between municipalities against well-intentioned medical providers were not unusual. Paradoxically, at about the same time, a New England Governor’s Council Forum had convened … Presentations by illustrious speakers demonstrated the extent of the epidemic …What Bergeron remembers most from the conference was the statement by a prominent elected official that “these are telling times when elementary and middle school children are offered a bag of
70-80 percent pure heroin for the price of a double scoop ice cream cone.” The forum’s mantra was interdiction, education, and treatment. This battle cry was good in theory, but in practice it was a different story at the local level. NIMBY—“Not in My Back Yard”—was the rallying cry of most municipalities. No town would admit to having a significant drug issue; it was always the next town over that had the problem. The rationale was based on the fear that if a drug addiction center was established in one’s own town, which of course did not have a problem to begin with; all the addicts from the neighboring townships would spread the scourge as they migrated for treatment, thereby creating a drug problem that never before existed. Despite the documented epidemic of drug abuse across the nation, hardly any individual town, if you spoke to the locals, had much of a problem. Chief Bergeron understood the apprehension of the townsfolk, that a drug treatment center in West Haven Harbor would label the town as a drug haven. The tourists would be frightened and stay away, the local economy would falter, and everyone would suffer. As a result, many in need of treatment never got it.

It is time for attitudes to change!

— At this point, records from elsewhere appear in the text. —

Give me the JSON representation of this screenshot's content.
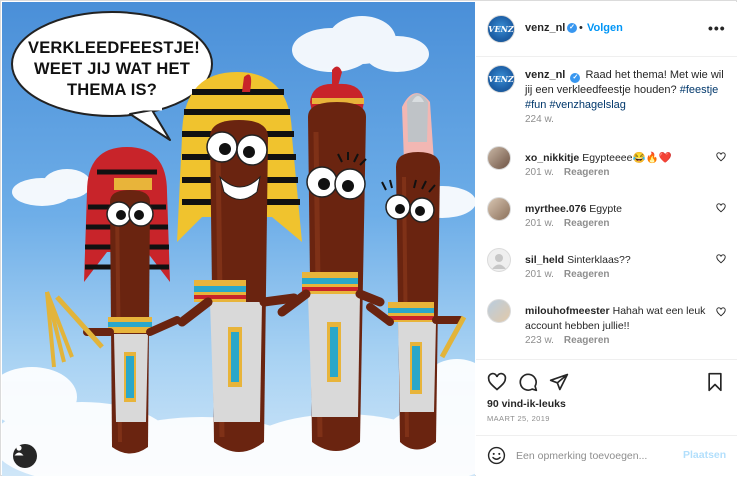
{
  "post_image": {
    "speech_bubble_lines": [
      "VERKLEEDFEESTJE!",
      "WEET JIJ WAT HET",
      "THEMA IS?"
    ],
    "tagged_user_icon": "user-silhouette-icon"
  },
  "header": {
    "username": "venz_nl",
    "avatar_text": "VENZ",
    "separator": "•",
    "follow_label": "Volgen",
    "more_label": "•••"
  },
  "caption": {
    "username": "venz_nl",
    "text": "Raad het thema! Met wie wil jij een verkleedfeestje houden?",
    "hashtags": "#feestje #fun #venzhagelslag",
    "time": "224 w."
  },
  "comments": [
    {
      "username": "xo_nikkitje",
      "text": "Egypteeee😂🔥❤️",
      "time": "201 w.",
      "reply_label": "Reageren"
    },
    {
      "username": "myrthee.076",
      "text": "Egypte",
      "time": "201 w.",
      "reply_label": "Reageren"
    },
    {
      "username": "sil_held",
      "text": "Sinterklaas??",
      "time": "201 w.",
      "reply_label": "Reageren"
    },
    {
      "username": "milouhofmeester",
      "text": "Hahah wat een leuk account hebben jullie!!",
      "time": "223 w.",
      "reply_label": "Reageren"
    }
  ],
  "actions": {
    "likes": "90 vind-ik-leuks",
    "date": "MAART 25, 2019"
  },
  "add_comment": {
    "placeholder": "Een opmerking toevoegen...",
    "post_label": "Plaatsen"
  },
  "colors": {
    "link_blue": "#0095f6",
    "verified_blue": "#3897f0",
    "muted": "#8e8e8e",
    "heart_red": "#ed4956"
  }
}
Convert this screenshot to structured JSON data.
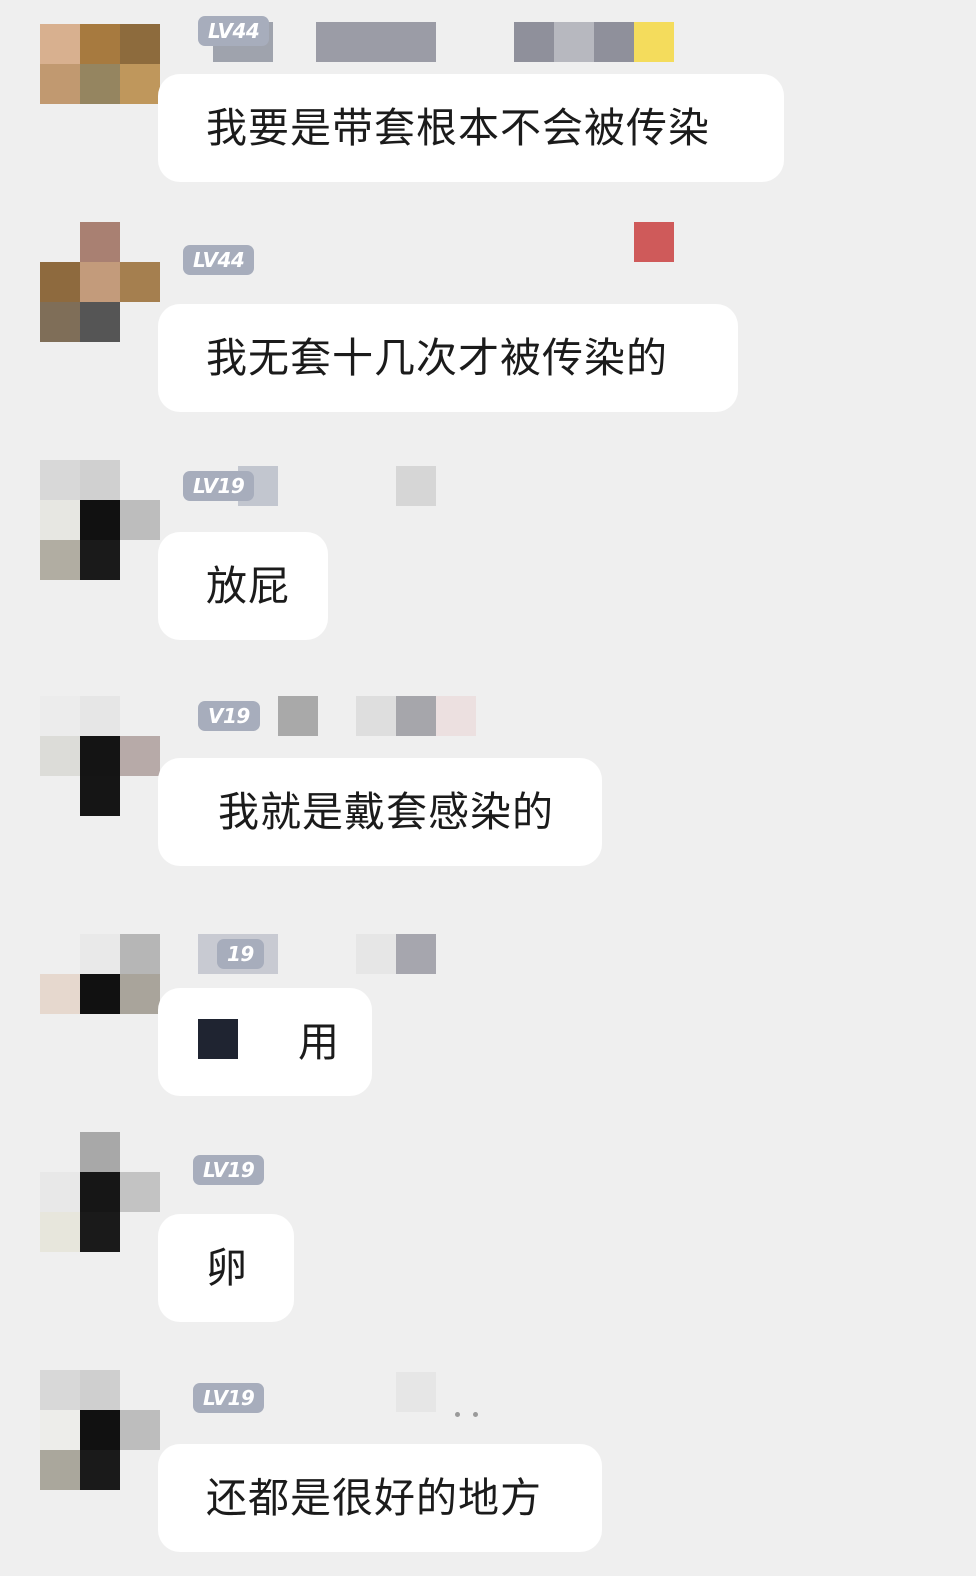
{
  "messages": [
    {
      "level": "LV44",
      "text": "我要是带套根本不会被传染",
      "avatar_colors": [
        "#d8b08f",
        "#a77a3f",
        "#8d6b3d",
        "#c19970",
        "#958560",
        "#bf975c",
        "#efefef",
        "#efefef",
        "#efefef"
      ],
      "name_blocks": [
        [
          "#8f909b",
          "#8f909b"
        ],
        [
          "#9c9ca6",
          "#b7b8bf",
          "#8f909b",
          "#f4dc5c"
        ]
      ]
    },
    {
      "level": "LV44",
      "text": "我无套十几次才被传染的",
      "avatar_colors": [
        "#efefef",
        "#a98072",
        "#efefef",
        "#8e6a3e",
        "#c39b7b",
        "#a57f4f",
        "#7f6e58",
        "#555555",
        "#efefef"
      ],
      "name_blocks": [
        [
          "#cf5a5a"
        ]
      ]
    },
    {
      "level": "LV19",
      "text": "放屁",
      "avatar_colors": [
        "#d8d8d8",
        "#d0d0d0",
        "#efefef",
        "#e7e7e2",
        "#111111",
        "#bdbdbd",
        "#b1ada2",
        "#1a1a1a",
        "#efefef"
      ],
      "name_blocks": [
        [
          "#c2c6cf"
        ],
        [
          "#d6d6d6"
        ]
      ]
    },
    {
      "level": "V19",
      "text": "我就是戴套感染的",
      "avatar_colors": [
        "#ececec",
        "#e6e6e6",
        "#efefef",
        "#dcdcd8",
        "#141414",
        "#b7aaa8",
        "#efefef",
        "#151515",
        "#efefef"
      ],
      "name_blocks": [
        [
          "#a9a9a9",
          "#7e7e7e"
        ],
        [
          "#dedede",
          "#a6a6ab",
          "#ece0e0"
        ]
      ]
    },
    {
      "level": "19",
      "text": "用",
      "avatar_colors": [
        "#efefef",
        "#e9e9e9",
        "#b6b6b6",
        "#e6d8ce",
        "#111111",
        "#a9a49b",
        "#efefef",
        "#efefef",
        "#efefef"
      ],
      "name_blocks": [
        [
          "#c8cad2"
        ],
        [
          "#e6e6e6",
          "#a6a6ae"
        ]
      ]
    },
    {
      "level": "LV19",
      "text": "卵",
      "avatar_colors": [
        "#efefef",
        "#a8a8a8",
        "#efefef",
        "#e8e8e8",
        "#161616",
        "#c3c3c3",
        "#e7e6dc",
        "#1a1a1a",
        "#efefef"
      ],
      "name_blocks": []
    },
    {
      "level": "LV19",
      "text": "还都是很好的地方",
      "avatar_colors": [
        "#d8d8d8",
        "#cfcfcf",
        "#efefef",
        "#ededea",
        "#111111",
        "#bdbdbd",
        "#aaa79c",
        "#1a1a1a",
        "#efefef"
      ],
      "name_blocks": [
        [
          "#d6d6d6"
        ],
        [
          "#e6e6e6"
        ]
      ]
    }
  ]
}
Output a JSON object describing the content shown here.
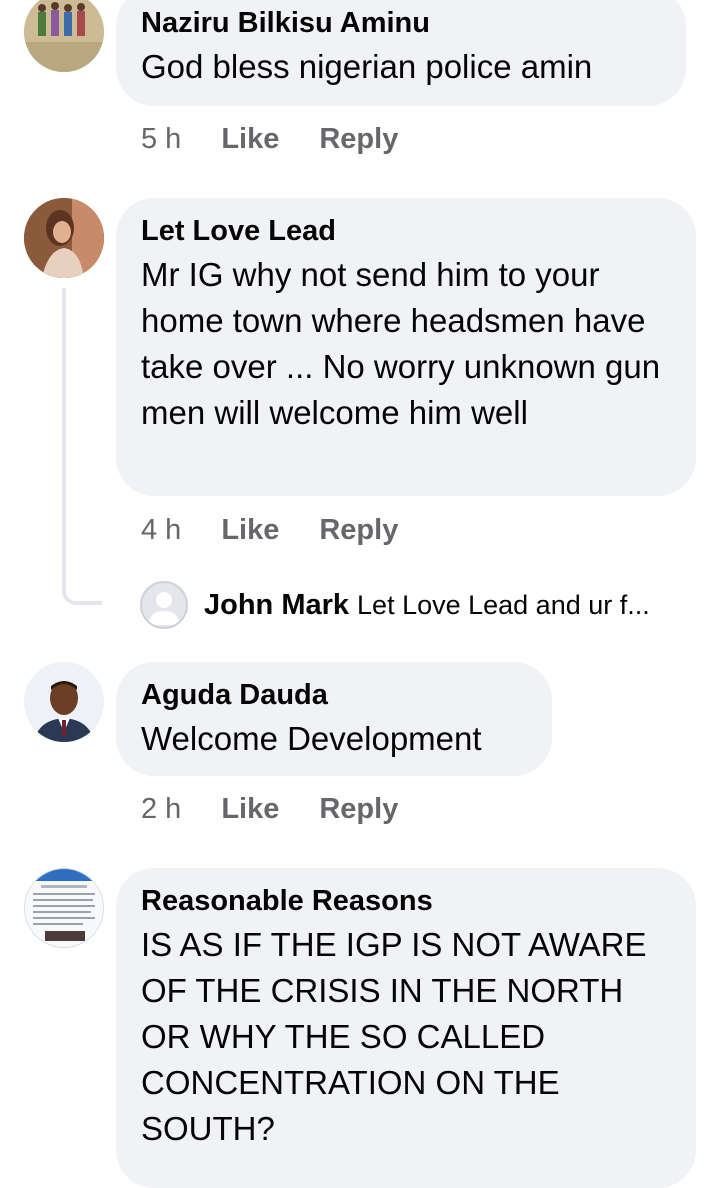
{
  "comments": [
    {
      "author": "Naziru Bilkisu Aminu",
      "text": "God bless nigerian police amin",
      "time": "5 h",
      "like_label": "Like",
      "reply_label": "Reply"
    },
    {
      "author": "Let Love Lead",
      "text": "Mr IG why not send him to your home town where headsmen have take over ... No worry unknown gun men will welcome him well",
      "time": "4 h",
      "like_label": "Like",
      "reply_label": "Reply"
    },
    {
      "author": "Aguda Dauda",
      "text": "Welcome Development",
      "time": "2 h",
      "like_label": "Like",
      "reply_label": "Reply"
    },
    {
      "author": "Reasonable Reasons",
      "text": "IS AS IF THE IGP IS NOT AWARE OF THE CRISIS IN THE NORTH OR WHY THE SO CALLED CONCENTRATION ON THE SOUTH?"
    }
  ],
  "reply_preview": {
    "author": "John Mark",
    "text": "Let Love Lead and ur f..."
  }
}
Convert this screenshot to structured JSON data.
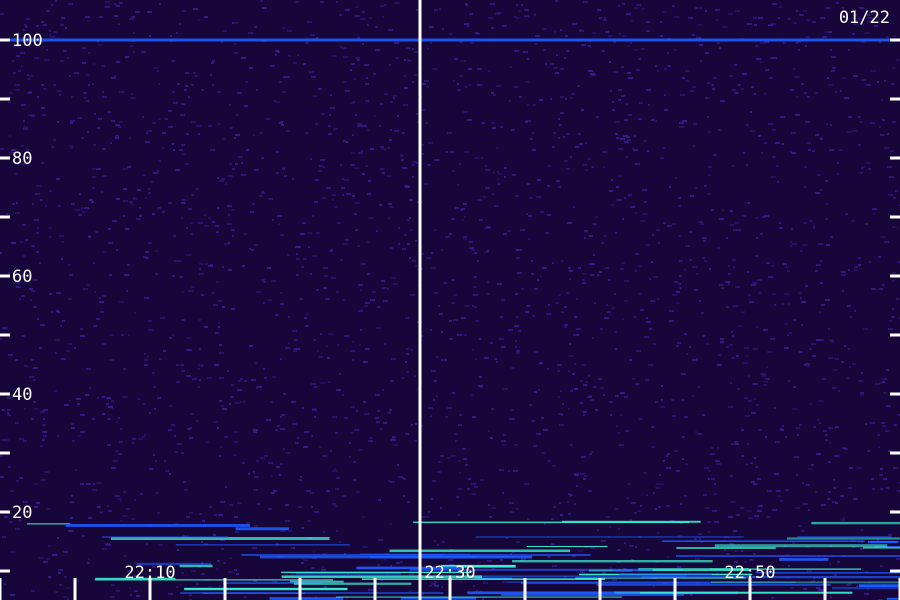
{
  "chart_data": {
    "type": "heatmap",
    "title": "",
    "date_label": "01/22",
    "xlabel": "",
    "ylabel": "",
    "x_tick_labels": [
      {
        "value": "22:10",
        "label": "22:10"
      },
      {
        "value": "22:30",
        "label": "22:30"
      },
      {
        "value": "22:50",
        "label": "22:50"
      }
    ],
    "x_minor_ticks_minutes": 5,
    "y_tick_labels": [
      {
        "value": 20,
        "label": "20"
      },
      {
        "value": 40,
        "label": "40"
      },
      {
        "value": 60,
        "label": "60"
      },
      {
        "value": 80,
        "label": "80"
      },
      {
        "value": 100,
        "label": "100"
      }
    ],
    "y_minor_ticks": [
      10,
      30,
      50,
      70,
      90
    ],
    "separator_time": "22:28",
    "persistent_line_value": 100,
    "colors": {
      "background": "#17063a",
      "noise": "#3d1ea0",
      "signal_low": "#1e5aff",
      "signal_high": "#38f0d0",
      "axis": "#ffffff"
    }
  }
}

Dr. Kassels has been Board Certified in both Addiction Medicine and Emergency Medicine. He serves as the Medical Director of Community Substance Abuse Centers. He is the author of “Addiction on Trial”, written as a murder mystery/legal thriller to reach and educate a wide range of readers. The book has recently been entered into medical school curriculum to help decrease physician bias. The book is available at: Amazon (http://www.amazon.com/Addiction-Trial-Tragedy-Downeast-Maine/dp/1491825316) and free author book club presentations and educational meetings (in person or using Skype) can be arranged at: http://addictionontrial.com/author-events/